◆ **ABOUT THIS TASK**:
Find and copy each line of the listing below that has the word "dans" in it.

◆ **RECORDS FOR THE TASK**:
************

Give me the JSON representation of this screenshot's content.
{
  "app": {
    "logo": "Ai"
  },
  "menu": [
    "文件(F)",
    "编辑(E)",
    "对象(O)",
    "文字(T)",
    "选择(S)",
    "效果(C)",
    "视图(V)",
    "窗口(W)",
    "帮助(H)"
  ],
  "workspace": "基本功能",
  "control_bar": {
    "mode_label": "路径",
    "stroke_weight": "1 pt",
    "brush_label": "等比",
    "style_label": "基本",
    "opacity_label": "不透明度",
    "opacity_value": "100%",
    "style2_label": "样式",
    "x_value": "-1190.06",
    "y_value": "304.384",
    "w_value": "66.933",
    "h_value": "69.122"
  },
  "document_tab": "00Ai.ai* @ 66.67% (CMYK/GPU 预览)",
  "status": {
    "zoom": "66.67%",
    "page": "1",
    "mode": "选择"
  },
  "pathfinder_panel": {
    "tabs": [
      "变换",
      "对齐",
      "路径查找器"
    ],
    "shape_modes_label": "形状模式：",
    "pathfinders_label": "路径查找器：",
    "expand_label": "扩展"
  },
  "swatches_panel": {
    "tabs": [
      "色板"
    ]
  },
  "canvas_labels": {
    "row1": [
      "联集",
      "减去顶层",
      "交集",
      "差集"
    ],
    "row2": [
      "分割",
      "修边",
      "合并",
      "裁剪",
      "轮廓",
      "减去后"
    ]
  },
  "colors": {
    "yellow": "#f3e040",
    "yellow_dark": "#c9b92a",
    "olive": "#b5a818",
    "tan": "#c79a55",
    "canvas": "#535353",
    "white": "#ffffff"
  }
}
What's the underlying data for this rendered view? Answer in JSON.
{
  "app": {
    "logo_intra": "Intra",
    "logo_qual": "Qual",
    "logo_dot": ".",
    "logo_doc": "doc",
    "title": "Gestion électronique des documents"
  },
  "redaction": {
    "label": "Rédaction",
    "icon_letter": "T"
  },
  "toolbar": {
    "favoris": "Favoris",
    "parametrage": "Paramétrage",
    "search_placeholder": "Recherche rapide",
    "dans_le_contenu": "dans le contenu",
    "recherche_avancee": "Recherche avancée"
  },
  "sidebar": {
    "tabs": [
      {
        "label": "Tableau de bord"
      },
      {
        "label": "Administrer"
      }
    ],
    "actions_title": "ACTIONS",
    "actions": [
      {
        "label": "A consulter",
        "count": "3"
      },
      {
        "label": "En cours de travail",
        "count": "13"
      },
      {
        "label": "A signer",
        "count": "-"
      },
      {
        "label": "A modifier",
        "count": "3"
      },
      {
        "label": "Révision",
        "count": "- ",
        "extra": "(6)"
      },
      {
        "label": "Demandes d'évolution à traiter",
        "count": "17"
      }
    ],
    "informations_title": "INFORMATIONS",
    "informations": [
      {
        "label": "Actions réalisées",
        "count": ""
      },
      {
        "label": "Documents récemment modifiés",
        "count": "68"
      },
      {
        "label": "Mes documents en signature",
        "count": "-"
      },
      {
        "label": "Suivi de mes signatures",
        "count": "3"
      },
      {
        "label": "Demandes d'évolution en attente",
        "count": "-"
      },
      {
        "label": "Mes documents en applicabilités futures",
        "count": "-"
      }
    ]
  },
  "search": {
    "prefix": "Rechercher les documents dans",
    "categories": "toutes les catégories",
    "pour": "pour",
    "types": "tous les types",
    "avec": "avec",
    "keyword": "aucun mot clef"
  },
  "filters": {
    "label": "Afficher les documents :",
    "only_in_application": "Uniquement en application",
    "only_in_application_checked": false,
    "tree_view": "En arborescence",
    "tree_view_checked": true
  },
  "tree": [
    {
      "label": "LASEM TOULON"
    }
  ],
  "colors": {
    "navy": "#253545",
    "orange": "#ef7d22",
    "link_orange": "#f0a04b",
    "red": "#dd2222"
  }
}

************

◆ **RESULT FOR THIS EXERCISE**:
    "dans_le_contenu": "dans le contenu",
    "prefix": "Rechercher les documents dans",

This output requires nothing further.